Glamorgan are into their first T20 quarter final in six years and have just comprehensively won their first two matches in the new 50 over cup. But you won’t hear much about this in the media; and this is not just due to traditional media’s increasingly poor coverage of county cricket. Glamorgan simply aren’t seen as a fashionable county; stuck in division two of the county championship for the best part of decade, the Welsh side have seen their role as a prominent county disappear. This is despite recent strong performances in the limited overs competitions, including a Lord’s final as recently as last season. So just why are Glamorgan seen as an unfashionable county?
Many casual cricket observers, and in truth, many avid watchers of the game, believe that the purpose of the county game is to serve the England national side and that the county game has no relevance beyond this. If this statement is true, then you can see why Glamorgan may be seen as a weak relation. They have not supplied a regular England player since Simon Jones – as far back as 2005! Glamorgan’s failure to produce England players over the last decade is due to both their own poor form in the longer form of the game and perhaps more to do with the ECB’s closed shop selection policy. Players from certain counties are, put simply, less likely to be selected for England. I have championed Will Gidman of Gloucestershire throughout the last two seasons, but you could easily argue the case for a number of Glamorgan players. Jim Allenby has been a sensational limited overs player over the past few seasons but has never even had so much as a Lions call up. He’s barely mentioned by the traditional media either. However, England’s short sightedness and chummy selection policy has been Glamorgan’s gain – they have benefitted from regular contributions from Jim Allenby, Mark Wallace and Dean Cosker amongst others.
The idea that the county game only lives to serve the national side has always wrangled with me. For starters, many people can only afford financially and logistically to see county cricket, therefore for many it will be the only professional cricket they see. These people would fight fiercely for the independence of the county game. There are also the thousands of county members across the country to consider.

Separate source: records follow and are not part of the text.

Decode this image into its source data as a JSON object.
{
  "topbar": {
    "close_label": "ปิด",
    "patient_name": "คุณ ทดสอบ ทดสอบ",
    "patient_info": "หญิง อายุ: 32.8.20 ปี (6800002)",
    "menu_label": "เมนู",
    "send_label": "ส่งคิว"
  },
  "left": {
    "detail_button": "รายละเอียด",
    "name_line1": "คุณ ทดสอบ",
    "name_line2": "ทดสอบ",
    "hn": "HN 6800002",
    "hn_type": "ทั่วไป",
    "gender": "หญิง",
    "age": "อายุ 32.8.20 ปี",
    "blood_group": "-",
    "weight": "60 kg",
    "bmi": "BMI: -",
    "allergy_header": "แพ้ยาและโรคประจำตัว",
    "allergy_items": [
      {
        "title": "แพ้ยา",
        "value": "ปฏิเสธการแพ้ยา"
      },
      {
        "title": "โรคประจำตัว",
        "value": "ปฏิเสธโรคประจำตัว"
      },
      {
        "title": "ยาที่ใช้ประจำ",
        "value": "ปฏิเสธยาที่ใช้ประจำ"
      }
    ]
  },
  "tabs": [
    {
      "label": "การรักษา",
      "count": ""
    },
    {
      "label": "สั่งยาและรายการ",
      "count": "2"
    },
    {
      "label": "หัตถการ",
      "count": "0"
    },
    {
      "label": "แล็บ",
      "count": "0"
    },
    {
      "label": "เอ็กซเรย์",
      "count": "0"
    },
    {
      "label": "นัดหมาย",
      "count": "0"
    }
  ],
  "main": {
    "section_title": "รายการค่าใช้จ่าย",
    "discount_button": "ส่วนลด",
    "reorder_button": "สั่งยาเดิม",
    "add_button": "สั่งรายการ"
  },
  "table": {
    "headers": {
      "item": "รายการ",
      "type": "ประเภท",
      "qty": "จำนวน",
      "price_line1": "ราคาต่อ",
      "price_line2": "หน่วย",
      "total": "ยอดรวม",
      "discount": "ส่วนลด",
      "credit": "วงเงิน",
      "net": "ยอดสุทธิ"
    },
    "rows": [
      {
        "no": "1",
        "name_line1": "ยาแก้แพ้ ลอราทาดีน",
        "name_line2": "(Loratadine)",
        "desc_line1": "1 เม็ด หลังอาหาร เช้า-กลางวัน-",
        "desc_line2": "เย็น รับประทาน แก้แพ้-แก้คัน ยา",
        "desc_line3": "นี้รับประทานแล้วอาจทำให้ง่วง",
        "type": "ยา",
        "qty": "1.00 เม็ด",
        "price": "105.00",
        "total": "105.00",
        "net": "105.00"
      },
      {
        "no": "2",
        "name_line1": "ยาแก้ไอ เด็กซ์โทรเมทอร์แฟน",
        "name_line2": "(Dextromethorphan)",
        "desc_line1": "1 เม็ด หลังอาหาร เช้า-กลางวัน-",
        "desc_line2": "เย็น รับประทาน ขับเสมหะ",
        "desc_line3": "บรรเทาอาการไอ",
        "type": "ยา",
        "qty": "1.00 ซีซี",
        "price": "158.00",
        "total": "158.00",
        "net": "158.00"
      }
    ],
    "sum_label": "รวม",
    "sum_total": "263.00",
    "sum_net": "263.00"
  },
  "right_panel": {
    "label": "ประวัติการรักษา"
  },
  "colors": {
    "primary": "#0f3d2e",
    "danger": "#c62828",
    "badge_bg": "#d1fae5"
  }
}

While the image of the gnarled grumpy old county member does sometimes ring true, in my experience the vast majority of members are people who love the county game and want to see their county side win domestic competitions; they follow ‘Team England’ only casually. In Glamorgan this opinion may be truer than elsewhere. Being the only county side outside of England leaves Glamorgan as a bit of an anomaly. The vast majority of the locals would not dream of supporting England in any sport except cricket, some wouldn’t even allow that, therefore their support for the county is tantamount to supporting Wales. Robert Croft once famously said that playing for Glamorgan was akin to playing for Wales; with an England call up the equivalent of playing for the British and Irish Lions. This how many local fans see it too.
With the lack of free to air cricket coverage, county fans have been forced to turn to Sky to watch live domestic cricket. Sky Sports’ clear bias towards the south east, London and the more ‘fashionable’ counties has doubtless had an effect on Glamorgan’s reputation. Glamorgan, excluding knockout matches, appear on Sky only twice this season compared to other counties who appear to be on almost every week. This has led to counties such as Glamorgan, Leicestershire and Derbyshire too, becoming forgotten sides. The BBC must be commended for their decision to broadcast every ball of all domestic games on online radio, but this is not enough. While counties such as Essex and Middlesex enjoy regular coverage of their sides, Glamorgan are forced to fight for scraps and as such suffer from a lack of exposure on a national scale.
It’s not all doom and gloom however, despite Glamorgan appearing to be an unfashionable and underrated county, their recent results, especially in limited overs matches, are extremely promising. The ECB’s resistance to looking at Glamorgan players has led to a settled side for the T20 quarter finalists. They have a nice blend of experience and youth, the top order composed of Allenby, Rudolph and Goodwin have thousands of runs to fall back on and the temperament to lead title charges. The youth comes from batsmen Chris Cooke and spin bowler Andrew Salter. Add in a couple of Glammy stalwarts in Dean Cosker and Mark Wallace and you’ve got the hallmarks of a solid side. When you bring the injured pace man Michael Reed back into the picture, it is not so difficult to see why Glamorgan are in contention for One-Day honours.
They may be a perceived unfashionable county, but Glamorgan are a side on the up, both on and off the field. Improved performances on the pitch have tied in with the SWALEC stadium being awarded an Ashes test next season as well as an ODI between England and India later this season. Victory in one of the limited overs competitions may make one or two people stand up and take note of Glamorgan, not to mention the ECB, Sky and traditional media. In a city where rugby is a religion and football is increasingly a major talking point, the cricket side is always fighting for exposure. It may just be Glamorgan’s time to surprise the traditional cricketing fraternity and gate crash T20 finals day or a Lord’s final.
As Bumble tweeted earlier in the week ‘keep your eye on Glamorgan…’